    • Kadono Hama Koma Odori Preservation Society

      During the Warring States period, the Nanbu Hachinohe Clan ruled the area from southern Aomori to northern Iwate. The Koma Odori dance is said to be a dance that depicts the scene of going into battle, and cavalry battles at that time. It is also said that the dance was performed to comfort the spirits of horses and ancestors who died in battle, as well as to ensure the safety of the horses, which always supported the people as war and farm horses.
       Since 1978, the dance has also been performed by children at local elementary and junior high school athletic meets and cultural festivals to pass on the geinoh and to promote their physical fitness and growth.
       There are 14 types of dances: 7 dances performed with horse-like costumes, and 7 stick dances performed with poles, swords, and long swords.

    • Ono Naru Ikazuchi Taiko

      Ono Naru Ikazuchi Taiko was formed in 2000 by a group of young men and women who took a taiko drumming course. Today, the group has 28 members ranging in age from 5 to 46 years old.
      The name, “Ono Naru Ikazuchi Daiko”, comes from Naru Ikazuchi Shrine, the town deity of Ono, in Hirono Town (formerly Ono Village). It is hoped that the taiko drumming will develop to become something that represents the former Ono Village, and be loved by the villagers as a prayer for a good harvest and family safety.
      Trained in musical composition and performance by Warabi-za, a renowned troupe based in Akita Prefecture, the group is named after the image of lightning, and their drum music is valiant and charged with youthful passion and freshness.

    • Iwate Prefecture Iwaizumi High School’s Geinoh Club

      Since its establishment in 1990, the club has performed at nine national competitions, three times at the National Theatre of Japan, and once in Paris. Many of the members not only belong to the club, but they are also a group of volunteers who aspire to pass on the Nakano Nanazumai dance. Although it is difficult to balance their activities during the peak season, they feel the need in spreading the local folk dance to as many people as possible, and to pass it on to younger generations.
      It is said that the Nakano Nanazumai was created around the time of the “Seven Years of Famine” in the Tempo era based on the “Shittogi-jishi-mai” of the Kuromori Kagura from Miyako City. With the dancers divided into seven roles, and seven different dances comprise the whole, it is said that this is where Nanazumai (literally, seven dances) got its name. The dancers play the role of farmers who cultivate the fields, plant crops, protect them from vermin, and share the harvest, all in the hope of a bountiful gathering.

    • Iwate Prefecture Kitakami Shonan High School’s Onikenbai Club

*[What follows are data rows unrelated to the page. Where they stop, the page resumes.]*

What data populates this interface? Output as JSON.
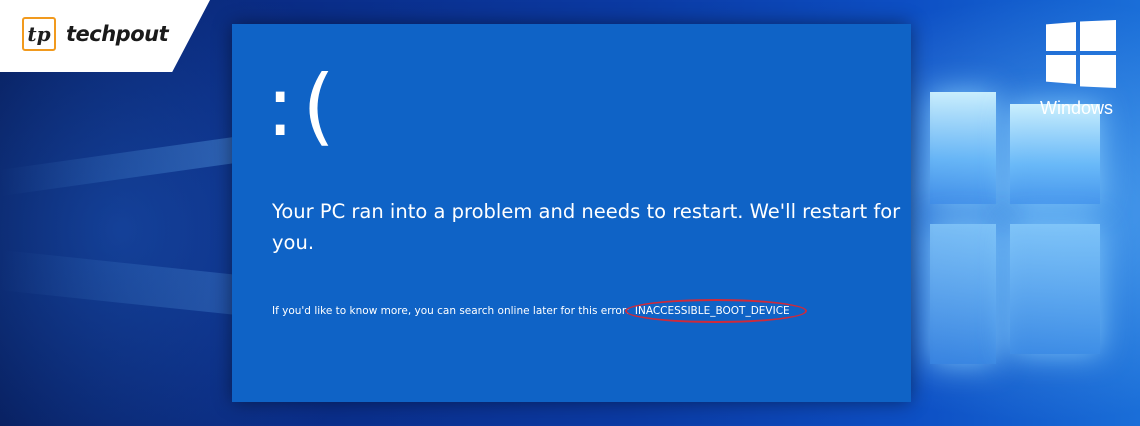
{
  "brand": {
    "logo_mark": "tp",
    "logo_text": "techpout",
    "accent_color": "#f19a1e"
  },
  "bsod": {
    "sad_face": ":(",
    "message": "Your PC ran into a problem and needs to restart. We'll restart for you.",
    "info_prefix": "If you'd like to know more, you can search online later for this error: ",
    "error_code": "INACCESSIBLE_BOOT_DEVICE",
    "background_color": "#0f63c6",
    "highlight_color": "#d02a3a"
  },
  "windows_badge": {
    "label": "Windows",
    "icon": "windows-logo-icon"
  }
}
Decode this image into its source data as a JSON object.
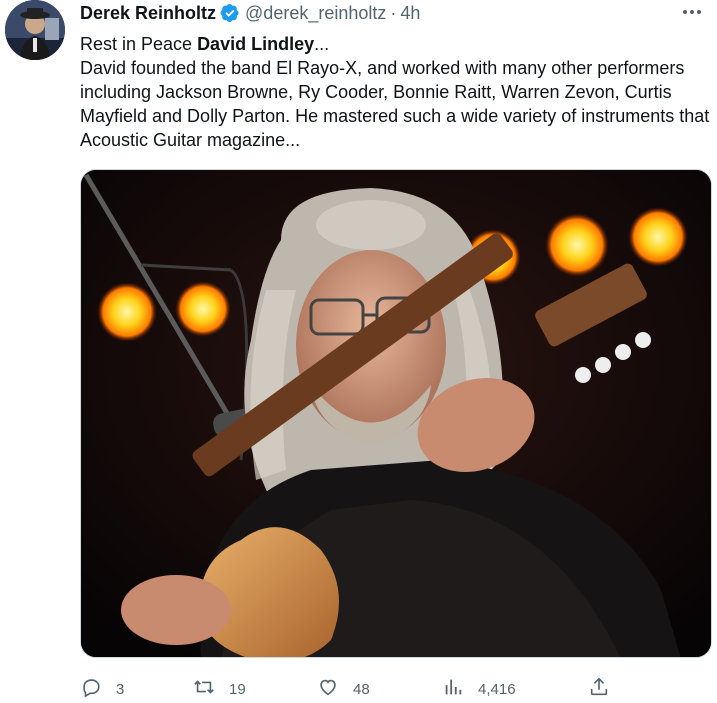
{
  "author": {
    "display_name": "Derek Reinholtz",
    "handle": "@derek_reinholtz",
    "separator": "·",
    "time": "4h",
    "verified_color": "#1d9bf0"
  },
  "tweet": {
    "line1_prefix": "Rest in Peace ",
    "line1_bold": "David Lindley",
    "line1_suffix": "...",
    "paragraph": "David founded the band El Rayo-X, and worked with many other performers including Jackson Browne, Ry Cooder, Bonnie Raitt, Warren Zevon, Curtis Mayfield and Dolly Parton. He mastered such a wide variety of instruments that Acoustic Guitar magazine..."
  },
  "actions": {
    "replies": "3",
    "retweets": "19",
    "likes": "48",
    "views": "4,416"
  },
  "icons": {
    "more": "more-icon",
    "reply": "reply-icon",
    "retweet": "retweet-icon",
    "like": "like-icon",
    "views": "views-icon",
    "share": "share-icon"
  },
  "colors": {
    "text": "#0f1419",
    "muted": "#536471",
    "accent": "#1d9bf0"
  }
}
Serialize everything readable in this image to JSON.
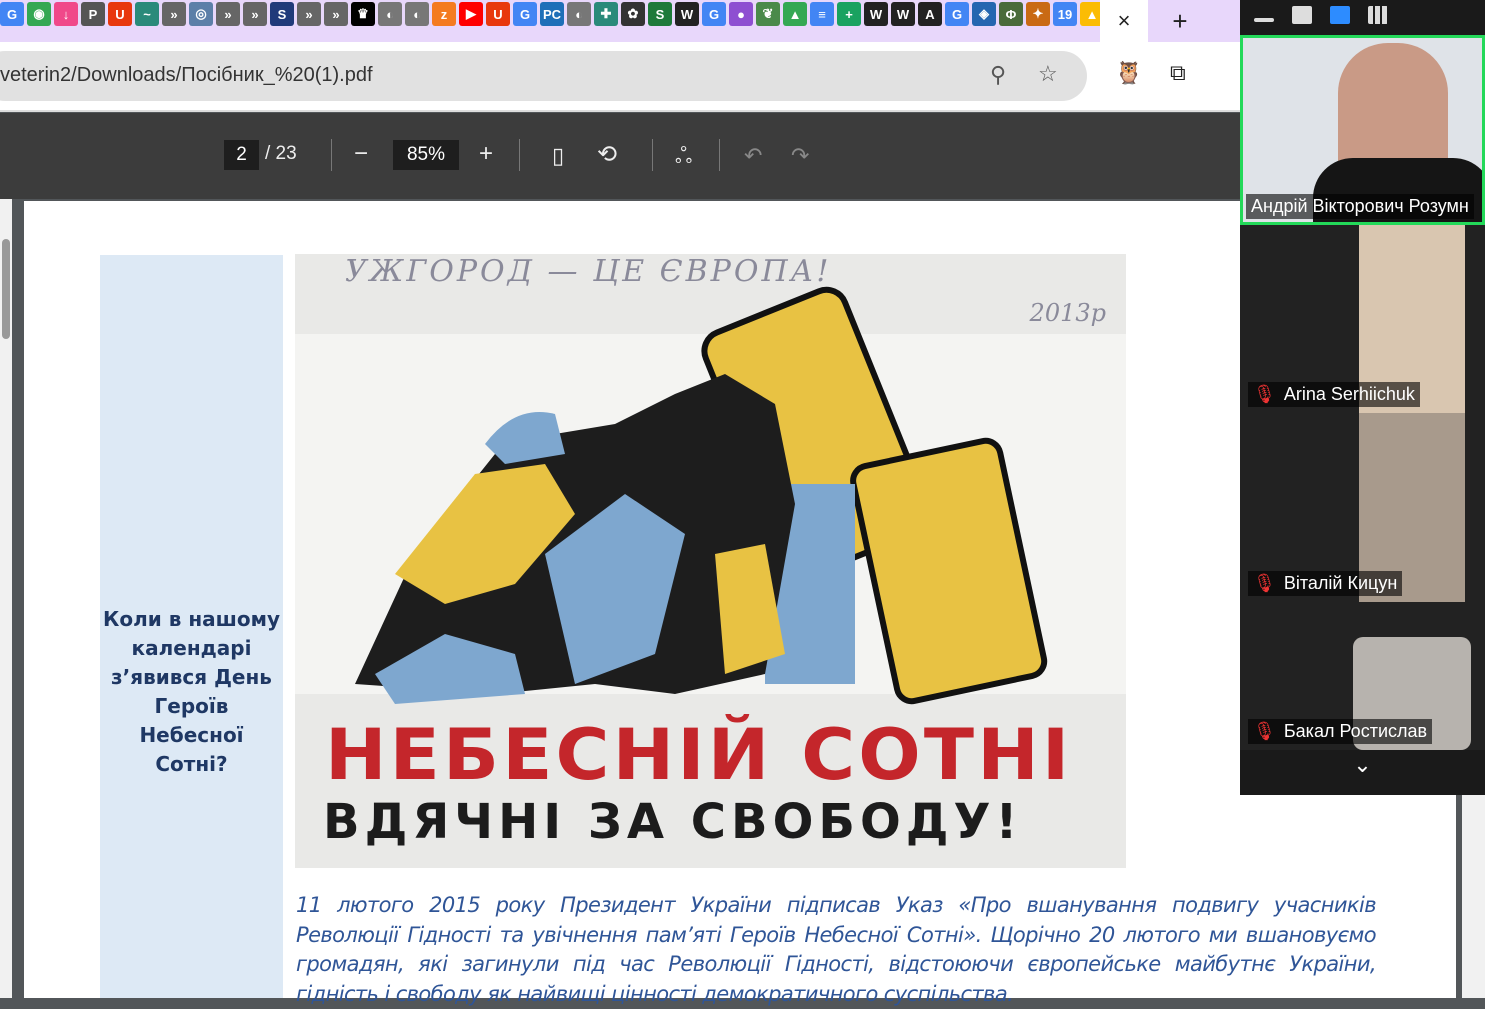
{
  "browser": {
    "bookmarks": [
      {
        "label": "G",
        "color": "#4285f4"
      },
      {
        "label": "◉",
        "color": "#34a853"
      },
      {
        "label": "↓",
        "color": "#f0488a"
      },
      {
        "label": "P",
        "color": "#555"
      },
      {
        "label": "U",
        "color": "#e8380d"
      },
      {
        "label": "~",
        "color": "#2a8a7a"
      },
      {
        "label": "»",
        "color": "#666"
      },
      {
        "label": "◎",
        "color": "#5c7fa8"
      },
      {
        "label": "»",
        "color": "#666"
      },
      {
        "label": "»",
        "color": "#666"
      },
      {
        "label": "S",
        "color": "#203a7a"
      },
      {
        "label": "»",
        "color": "#666"
      },
      {
        "label": "»",
        "color": "#666"
      },
      {
        "label": "♛",
        "color": "#000"
      },
      {
        "label": "◐",
        "color": "#777"
      },
      {
        "label": "◐",
        "color": "#777"
      },
      {
        "label": "z",
        "color": "#f47b20"
      },
      {
        "label": "▶",
        "color": "#f00"
      },
      {
        "label": "U",
        "color": "#e8380d"
      },
      {
        "label": "G",
        "color": "#4285f4"
      },
      {
        "label": "PC",
        "color": "#1e6fb8"
      },
      {
        "label": "◐",
        "color": "#777"
      },
      {
        "label": "✚",
        "color": "#2a8a7a"
      },
      {
        "label": "✿",
        "color": "#333"
      },
      {
        "label": "S",
        "color": "#1e7a3a"
      },
      {
        "label": "W",
        "color": "#222"
      },
      {
        "label": "G",
        "color": "#4285f4"
      },
      {
        "label": "●",
        "color": "#8e4fd1"
      },
      {
        "label": "❦",
        "color": "#4a8a4a"
      },
      {
        "label": "▲",
        "color": "#34a853"
      },
      {
        "label": "≡",
        "color": "#4285f4"
      },
      {
        "label": "+",
        "color": "#1aa260"
      },
      {
        "label": "W",
        "color": "#222"
      },
      {
        "label": "W",
        "color": "#222"
      },
      {
        "label": "A",
        "color": "#222"
      },
      {
        "label": "G",
        "color": "#4285f4"
      },
      {
        "label": "◈",
        "color": "#2566b0"
      },
      {
        "label": "Φ",
        "color": "#4a6b3a"
      },
      {
        "label": "✦",
        "color": "#c96a14"
      },
      {
        "label": "19",
        "color": "#4285f4"
      },
      {
        "label": "▲",
        "color": "#fbbc04"
      }
    ],
    "close_tab": "×",
    "new_tab": "+",
    "url": "veterin2/Downloads/Посібник_%20(1).pdf"
  },
  "pdf_toolbar": {
    "page": "2",
    "total": "/ 23",
    "zoom_out": "−",
    "zoom": "85%",
    "zoom_in": "+"
  },
  "document": {
    "sidebar_question": "Коли в нашому календарі з’явився День Героїв Небесної Сотні?",
    "poster": {
      "graffiti1": "УЖГОРОД — ЦЕ ЄВРОПА!",
      "graffiti2": "2013р",
      "headline": "НЕБЕСНІЙ СОТНІ",
      "subline": "ВДЯЧНІ ЗА СВОБОДУ!"
    },
    "paragraph": "11 лютого 2015 року Президент України підписав Указ «Про вшанування подвигу учасників Революції Гідності та увічнення пам’яті Героїв Небесної Сотні». Щорічно 20 лютого ми вшановуємо громадян, які загинули під час Революції Гідності, відстоюючи європейське майбутнє України, гідність і свободу як найвищі цінності демократичного суспільства."
  },
  "meeting": {
    "participants": [
      {
        "name": "Андрій Вікторович Розумн",
        "muted": false
      },
      {
        "name": "Arina Serhiichuk",
        "muted": true
      },
      {
        "name": "Віталій Кицун",
        "muted": true
      },
      {
        "name": "Бакал Ростислав",
        "muted": true
      }
    ],
    "more": "⌄"
  }
}
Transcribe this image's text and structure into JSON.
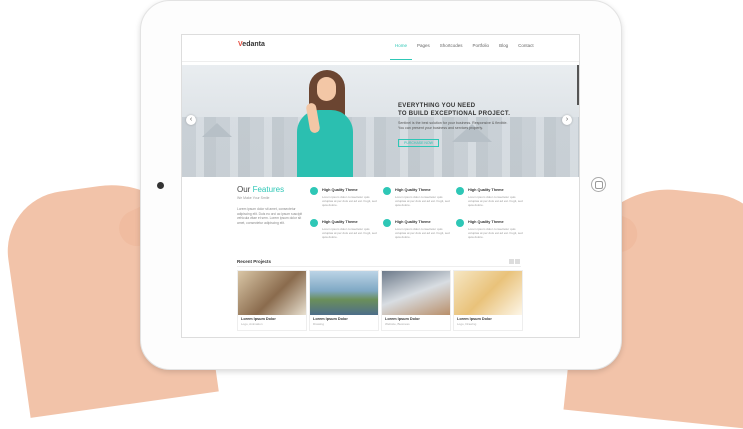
{
  "site": {
    "logo_accent": "V",
    "logo_rest": "edanta",
    "nav": [
      "Home",
      "Pages",
      "Shortcodes",
      "Portfolio",
      "Blog",
      "Contact"
    ],
    "active_nav": "Home"
  },
  "hero": {
    "title_line1": "EVERYTHING YOU NEED",
    "title_line2": "TO BUILD EXCEPTIONAL PROJECT.",
    "text": "Sentinel is the best solution for your business. Responsive & flexible. You can present your business and services properly.",
    "button": "PURCHASE NOW",
    "prev": "‹",
    "next": "›"
  },
  "features": {
    "heading_plain": "Our ",
    "heading_accent": "Features",
    "subheading": "We Make Your Smile",
    "description": "Lorem ipsum dolor sit amet, consectetur adipiscing elit. Duis eu orci ac ipsum suscipit vehicula vitae et sem. Lorem ipsum dolor sit amet, consectetur adipiscing elit.",
    "items": [
      {
        "title": "High Quality Theme",
        "text": "Lorem ipsum dolor consectetur quis voluptas at per duis est ad est. Fugit, sed quia dolore."
      },
      {
        "title": "High Quality Theme",
        "text": "Lorem ipsum dolor consectetur quis voluptas at per duis est ad est. Fugit, sed quia dolore."
      },
      {
        "title": "High Quality Theme",
        "text": "Lorem ipsum dolor consectetur quis voluptas at per duis est ad est. Fugit, sed quia dolore."
      },
      {
        "title": "High Quality Theme",
        "text": "Lorem ipsum dolor consectetur quis voluptas at per duis est ad est. Fugit, sed quia dolore."
      },
      {
        "title": "High Quality Theme",
        "text": "Lorem ipsum dolor consectetur quis voluptas at per duis est ad est. Fugit, sed quia dolore."
      },
      {
        "title": "High Quality Theme",
        "text": "Lorem ipsum dolor consectetur quis voluptas at per duis est ad est. Fugit, sed quia dolore."
      }
    ]
  },
  "projects": {
    "heading": "Recent Projects",
    "items": [
      {
        "title": "Lorem Ipsum Dolor",
        "category": "Logo, Animation"
      },
      {
        "title": "Lorem Ipsum Dolor",
        "category": "Drawing"
      },
      {
        "title": "Lorem Ipsum Dolor",
        "category": "Website, Business"
      },
      {
        "title": "Lorem Ipsum Dolor",
        "category": "Logo, Drawing"
      }
    ]
  },
  "colors": {
    "accent": "#2ec7b6",
    "logo_accent": "#e64a3c"
  }
}
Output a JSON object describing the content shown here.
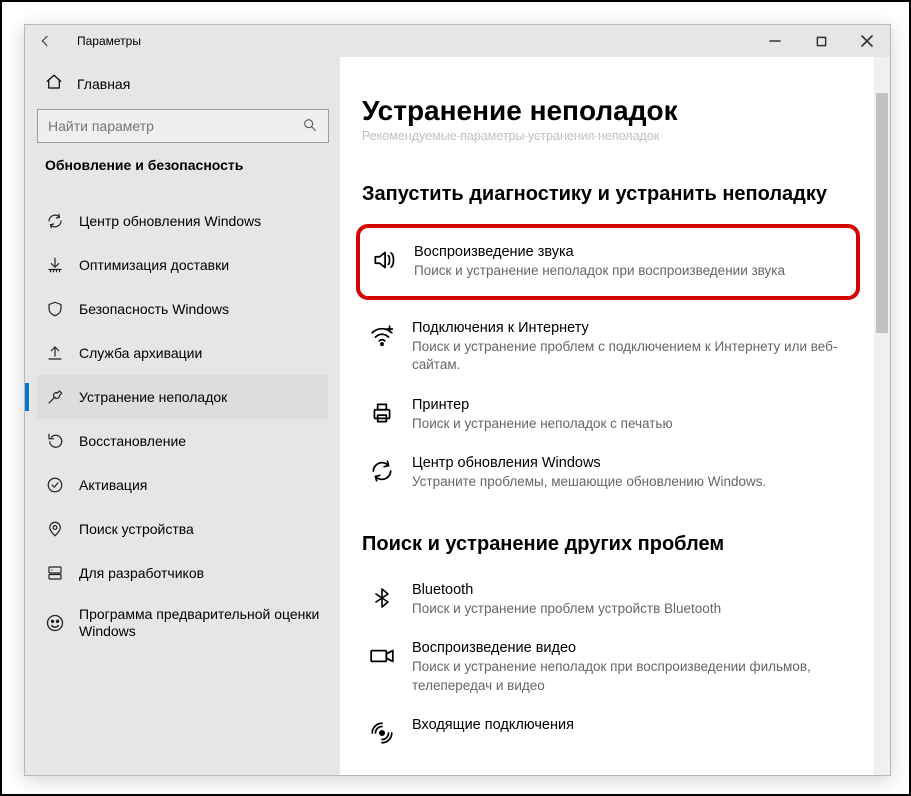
{
  "window": {
    "title": "Параметры"
  },
  "sidebar": {
    "home": "Главная",
    "search_placeholder": "Найти параметр",
    "section": "Обновление и безопасность",
    "items": [
      {
        "label": "Центр обновления Windows"
      },
      {
        "label": "Оптимизация доставки"
      },
      {
        "label": "Безопасность Windows"
      },
      {
        "label": "Служба архивации"
      },
      {
        "label": "Устранение неполадок"
      },
      {
        "label": "Восстановление"
      },
      {
        "label": "Активация"
      },
      {
        "label": "Поиск устройства"
      },
      {
        "label": "Для разработчиков"
      },
      {
        "label": "Программа предварительной оценки Windows"
      }
    ]
  },
  "main": {
    "title": "Устранение неполадок",
    "recommended_hint": "Рекомендуемые параметры устранения неполадок",
    "section1": "Запустить диагностику и устранить неполадку",
    "section2": "Поиск и устранение других проблем",
    "items1": [
      {
        "title": "Воспроизведение звука",
        "desc": "Поиск и устранение неполадок при воспроизведении звука"
      },
      {
        "title": "Подключения к Интернету",
        "desc": "Поиск и устранение проблем с подключением к Интернету или веб-сайтам."
      },
      {
        "title": "Принтер",
        "desc": "Поиск и устранение неполадок с печатью"
      },
      {
        "title": "Центр обновления Windows",
        "desc": "Устраните проблемы, мешающие обновлению Windows."
      }
    ],
    "items2": [
      {
        "title": "Bluetooth",
        "desc": "Поиск и устранение проблем устройств Bluetooth"
      },
      {
        "title": "Воспроизведение видео",
        "desc": "Поиск и устранение неполадок при воспроизведении фильмов, телепередач и видео"
      },
      {
        "title": "Входящие подключения",
        "desc": ""
      }
    ]
  }
}
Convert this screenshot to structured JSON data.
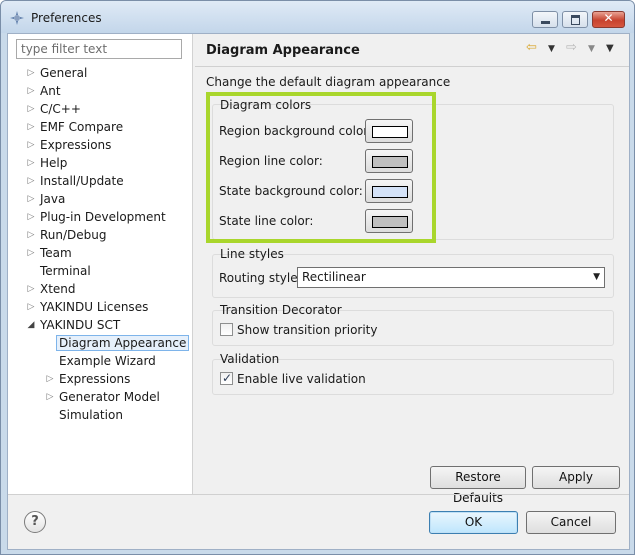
{
  "window": {
    "title": "Preferences",
    "close_glyph": "✕"
  },
  "filter": {
    "placeholder": "type filter text"
  },
  "tree": {
    "items": [
      {
        "label": "General"
      },
      {
        "label": "Ant"
      },
      {
        "label": "C/C++"
      },
      {
        "label": "EMF Compare"
      },
      {
        "label": "Expressions"
      },
      {
        "label": "Help"
      },
      {
        "label": "Install/Update"
      },
      {
        "label": "Java"
      },
      {
        "label": "Plug-in Development"
      },
      {
        "label": "Run/Debug"
      },
      {
        "label": "Team"
      },
      {
        "label": "Terminal"
      },
      {
        "label": "Xtend"
      },
      {
        "label": "YAKINDU Licenses"
      },
      {
        "label": "YAKINDU SCT"
      },
      {
        "label": "Diagram Appearance"
      },
      {
        "label": "Example Wizard"
      },
      {
        "label": "Expressions"
      },
      {
        "label": "Generator Model"
      },
      {
        "label": "Simulation"
      }
    ]
  },
  "page": {
    "title": "Diagram Appearance",
    "description": "Change the default diagram appearance"
  },
  "nav": {
    "back_icon": "⇦",
    "forward_icon": "⇨",
    "dropdown_icon": "▼"
  },
  "diagram_colors": {
    "title": "Diagram colors",
    "rows": [
      {
        "label": "Region background color:",
        "color": "#ffffff"
      },
      {
        "label": "Region line color:",
        "color": "#c0c0c0"
      },
      {
        "label": "State background color:",
        "color": "#d4e2f7"
      },
      {
        "label": "State line color:",
        "color": "#c0c0c0"
      }
    ],
    "highlight_color": "#a9d62c"
  },
  "line_styles": {
    "title": "Line styles",
    "routing_label": "Routing style",
    "routing_value": "Rectilinear"
  },
  "transition_decorator": {
    "title": "Transition Decorator",
    "show_priority_label": "Show transition priority",
    "show_priority_checked": false
  },
  "validation": {
    "title": "Validation",
    "live_label": "Enable live validation",
    "live_checked": true
  },
  "buttons": {
    "restore_defaults": "Restore Defaults",
    "apply": "Apply",
    "ok": "OK",
    "cancel": "Cancel",
    "help": "?"
  }
}
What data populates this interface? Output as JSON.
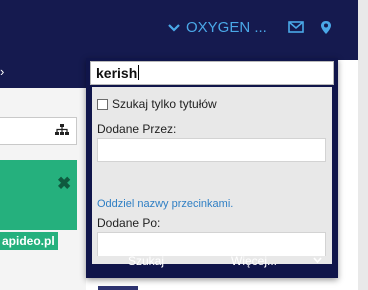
{
  "topbar": {
    "org_label": "OXYGEN ...",
    "icons": [
      "chevron-down-icon",
      "mail-icon",
      "location-pin-icon"
    ],
    "color_bg": "#151a4f",
    "color_accent": "#4aa8e8"
  },
  "nav": {
    "arrow": "›"
  },
  "left": {
    "tag_text": "apideo.pl",
    "close_glyph": "✖",
    "card_color": "#25b07d"
  },
  "search_panel": {
    "query_value": "kerish",
    "title_only_label": "Szukaj tylko tytułów",
    "title_only_checked": false,
    "added_by_label": "Dodane Przez:",
    "added_by_value": "",
    "hint": "Oddziel nazwy przecinkami.",
    "added_after_label": "Dodane Po:",
    "added_after_value": "",
    "search_button": "Szukaj",
    "more_button": "Więcej..."
  }
}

      Onikenbai is a geinoh handed down by farmers in the Kitakami region of Iwate Prefecture, and is said to have begun approximately 1,300 years ago.
      Under the guidance of Iwasaki Onikenbai, a Nationally-Designated Important Intangible Folk Cultural Property, the club of 50 members participated in the National High School Culture Festival held in Tokyo in August 2021, representing Iwate Prefecture.
      They perform a brave and dynamic sword dance called “Katana Kenbai no Kurui”, a four-sided formation dance called “Hitori Kago”, and “Sanban-niwa no Kurui” which is rich in variety in both dance and music, among others.

    Sanriku International Arts Festival 2022 REVIVE
    – An FY 2022 Japan Cultural Expo Project Presented and Co-presented by Japan Arts Council and Agency for Cultural Affairs, Government of Japan

    Organized by|Sanriku International Arts Committee, Japan Arts Council, and Agency for Cultural Affairs, Government of Japan 
    Co-organized by|Hachinohe City, Hashikami Town, Hirono Town, Kuji City, Noda Village, Fudai Village, Tanohata Village, Iwaizumi Town, Miyako City, Yamada Town, Otsuchi Town, Kamaishi City, Ofunato City, Rikuzentakata City, Sumita Town, Sanriku Railway Co., Ltd., Japan Folk Performing Arts Association, NPO Iwate Arts Support Center, and NPO Japan Contemporary Dance Network
    Cooperated by|NPO Shinsai Regain, imajimu LLC, Tohoku Cultural Property Video Research Institute, Minna no Shirushi LLC